◆ **Your instructions**
Omit every picture, then return the listing verbatim.
(Beginning of Exercise data)
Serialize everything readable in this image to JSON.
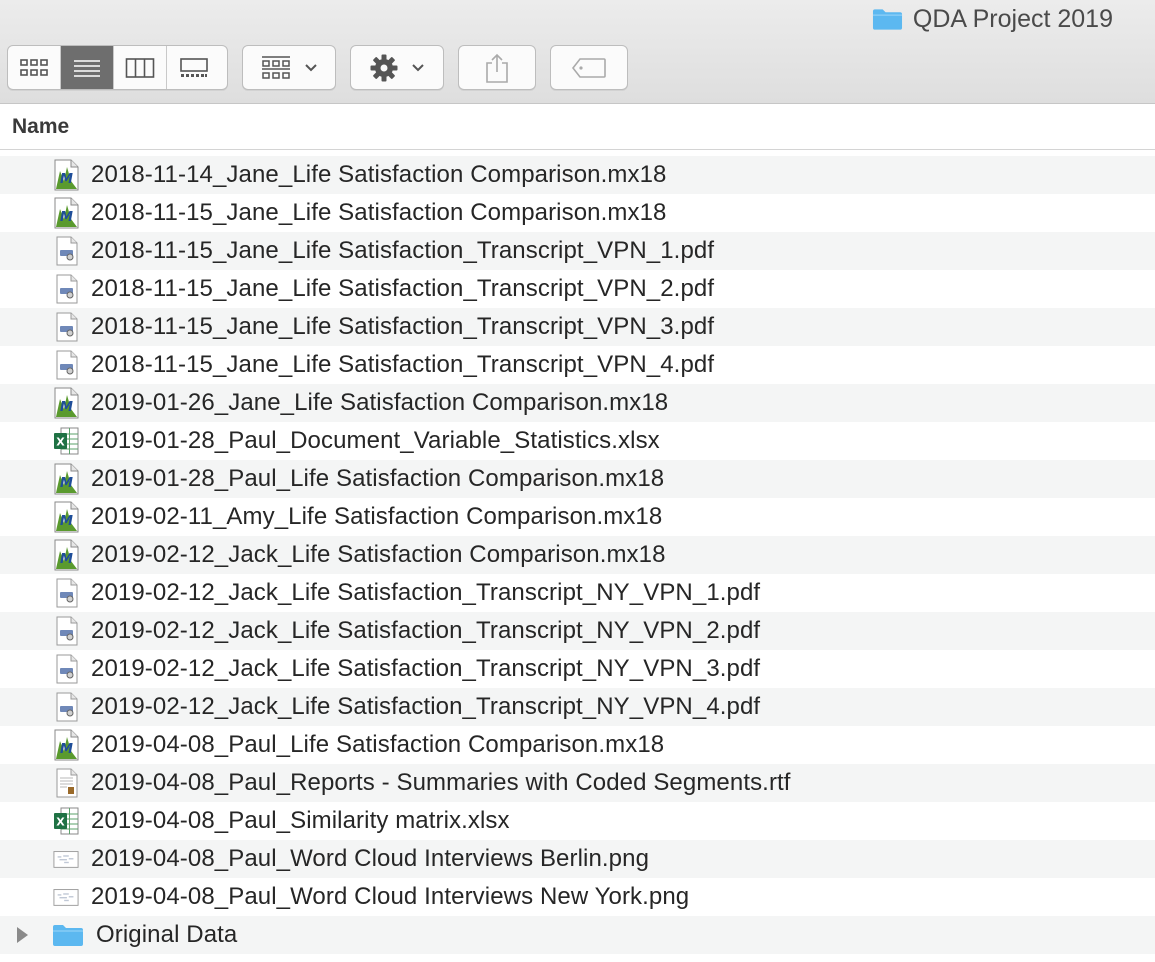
{
  "window": {
    "title": "QDA Project 2019",
    "title_icon": "folder-icon"
  },
  "toolbar": {
    "view_modes": [
      {
        "name": "icon-view",
        "icon": "grid-icon",
        "active": false
      },
      {
        "name": "list-view",
        "icon": "list-icon",
        "active": true
      },
      {
        "name": "column-view",
        "icon": "columns-icon",
        "active": false
      },
      {
        "name": "gallery-view",
        "icon": "gallery-icon",
        "active": false
      }
    ],
    "group_button_icon": "group-grid-icon",
    "action_button_icon": "gear-icon",
    "share_button_icon": "share-icon",
    "tag_button_icon": "tag-icon"
  },
  "columns": {
    "name": "Name"
  },
  "files": [
    {
      "name": "2018-11-14_Jane_Life Satisfaction Comparison.mx18",
      "type": "mx18"
    },
    {
      "name": "2018-11-15_Jane_Life Satisfaction Comparison.mx18",
      "type": "mx18"
    },
    {
      "name": "2018-11-15_Jane_Life Satisfaction_Transcript_VPN_1.pdf",
      "type": "pdf"
    },
    {
      "name": "2018-11-15_Jane_Life Satisfaction_Transcript_VPN_2.pdf",
      "type": "pdf"
    },
    {
      "name": "2018-11-15_Jane_Life Satisfaction_Transcript_VPN_3.pdf",
      "type": "pdf"
    },
    {
      "name": "2018-11-15_Jane_Life Satisfaction_Transcript_VPN_4.pdf",
      "type": "pdf"
    },
    {
      "name": "2019-01-26_Jane_Life Satisfaction Comparison.mx18",
      "type": "mx18"
    },
    {
      "name": "2019-01-28_Paul_Document_Variable_Statistics.xlsx",
      "type": "xlsx"
    },
    {
      "name": "2019-01-28_Paul_Life Satisfaction Comparison.mx18",
      "type": "mx18"
    },
    {
      "name": "2019-02-11_Amy_Life Satisfaction Comparison.mx18",
      "type": "mx18"
    },
    {
      "name": "2019-02-12_Jack_Life Satisfaction Comparison.mx18",
      "type": "mx18"
    },
    {
      "name": "2019-02-12_Jack_Life Satisfaction_Transcript_NY_VPN_1.pdf",
      "type": "pdf"
    },
    {
      "name": "2019-02-12_Jack_Life Satisfaction_Transcript_NY_VPN_2.pdf",
      "type": "pdf"
    },
    {
      "name": "2019-02-12_Jack_Life Satisfaction_Transcript_NY_VPN_3.pdf",
      "type": "pdf"
    },
    {
      "name": "2019-02-12_Jack_Life Satisfaction_Transcript_NY_VPN_4.pdf",
      "type": "pdf"
    },
    {
      "name": "2019-04-08_Paul_Life Satisfaction Comparison.mx18",
      "type": "mx18"
    },
    {
      "name": "2019-04-08_Paul_Reports - Summaries with Coded Segments.rtf",
      "type": "rtf"
    },
    {
      "name": "2019-04-08_Paul_Similarity matrix.xlsx",
      "type": "xlsx"
    },
    {
      "name": "2019-04-08_Paul_Word Cloud Interviews Berlin.png",
      "type": "png"
    },
    {
      "name": "2019-04-08_Paul_Word Cloud Interviews New York.png",
      "type": "png"
    }
  ],
  "folders": [
    {
      "name": "Original Data",
      "expanded": false
    }
  ],
  "colors": {
    "folder_blue": "#5cb8f0",
    "maxqda_green": "#5a9a2e",
    "excel_green": "#1f7244",
    "active_segment": "#6e6e6e",
    "alt_row": "#f4f5f5"
  }
}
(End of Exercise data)
◆ **Solved exercise**
Serialize everything readable in this image to JSON.
{
  "window": {
    "title": "QDA Project 2019",
    "title_icon": "folder-icon"
  },
  "toolbar": {
    "view_modes": [
      {
        "name": "icon-view",
        "icon": "grid-icon",
        "active": false
      },
      {
        "name": "list-view",
        "icon": "list-icon",
        "active": true
      },
      {
        "name": "column-view",
        "icon": "columns-icon",
        "active": false
      },
      {
        "name": "gallery-view",
        "icon": "gallery-icon",
        "active": false
      }
    ],
    "group_button_icon": "group-grid-icon",
    "action_button_icon": "gear-icon",
    "share_button_icon": "share-icon",
    "tag_button_icon": "tag-icon"
  },
  "columns": {
    "name": "Name"
  },
  "files": [
    {
      "name": "2018-11-14_Jane_Life Satisfaction Comparison.mx18",
      "type": "mx18"
    },
    {
      "name": "2018-11-15_Jane_Life Satisfaction Comparison.mx18",
      "type": "mx18"
    },
    {
      "name": "2018-11-15_Jane_Life Satisfaction_Transcript_VPN_1.pdf",
      "type": "pdf"
    },
    {
      "name": "2018-11-15_Jane_Life Satisfaction_Transcript_VPN_2.pdf",
      "type": "pdf"
    },
    {
      "name": "2018-11-15_Jane_Life Satisfaction_Transcript_VPN_3.pdf",
      "type": "pdf"
    },
    {
      "name": "2018-11-15_Jane_Life Satisfaction_Transcript_VPN_4.pdf",
      "type": "pdf"
    },
    {
      "name": "2019-01-26_Jane_Life Satisfaction Comparison.mx18",
      "type": "mx18"
    },
    {
      "name": "2019-01-28_Paul_Document_Variable_Statistics.xlsx",
      "type": "xlsx"
    },
    {
      "name": "2019-01-28_Paul_Life Satisfaction Comparison.mx18",
      "type": "mx18"
    },
    {
      "name": "2019-02-11_Amy_Life Satisfaction Comparison.mx18",
      "type": "mx18"
    },
    {
      "name": "2019-02-12_Jack_Life Satisfaction Comparison.mx18",
      "type": "mx18"
    },
    {
      "name": "2019-02-12_Jack_Life Satisfaction_Transcript_NY_VPN_1.pdf",
      "type": "pdf"
    },
    {
      "name": "2019-02-12_Jack_Life Satisfaction_Transcript_NY_VPN_2.pdf",
      "type": "pdf"
    },
    {
      "name": "2019-02-12_Jack_Life Satisfaction_Transcript_NY_VPN_3.pdf",
      "type": "pdf"
    },
    {
      "name": "2019-02-12_Jack_Life Satisfaction_Transcript_NY_VPN_4.pdf",
      "type": "pdf"
    },
    {
      "name": "2019-04-08_Paul_Life Satisfaction Comparison.mx18",
      "type": "mx18"
    },
    {
      "name": "2019-04-08_Paul_Reports - Summaries with Coded Segments.rtf",
      "type": "rtf"
    },
    {
      "name": "2019-04-08_Paul_Similarity matrix.xlsx",
      "type": "xlsx"
    },
    {
      "name": "2019-04-08_Paul_Word Cloud Interviews Berlin.png",
      "type": "png"
    },
    {
      "name": "2019-04-08_Paul_Word Cloud Interviews New York.png",
      "type": "png"
    }
  ],
  "folders": [
    {
      "name": "Original Data",
      "expanded": false
    }
  ],
  "colors": {
    "folder_blue": "#5cb8f0",
    "maxqda_green": "#5a9a2e",
    "excel_green": "#1f7244",
    "active_segment": "#6e6e6e",
    "alt_row": "#f4f5f5"
  }
}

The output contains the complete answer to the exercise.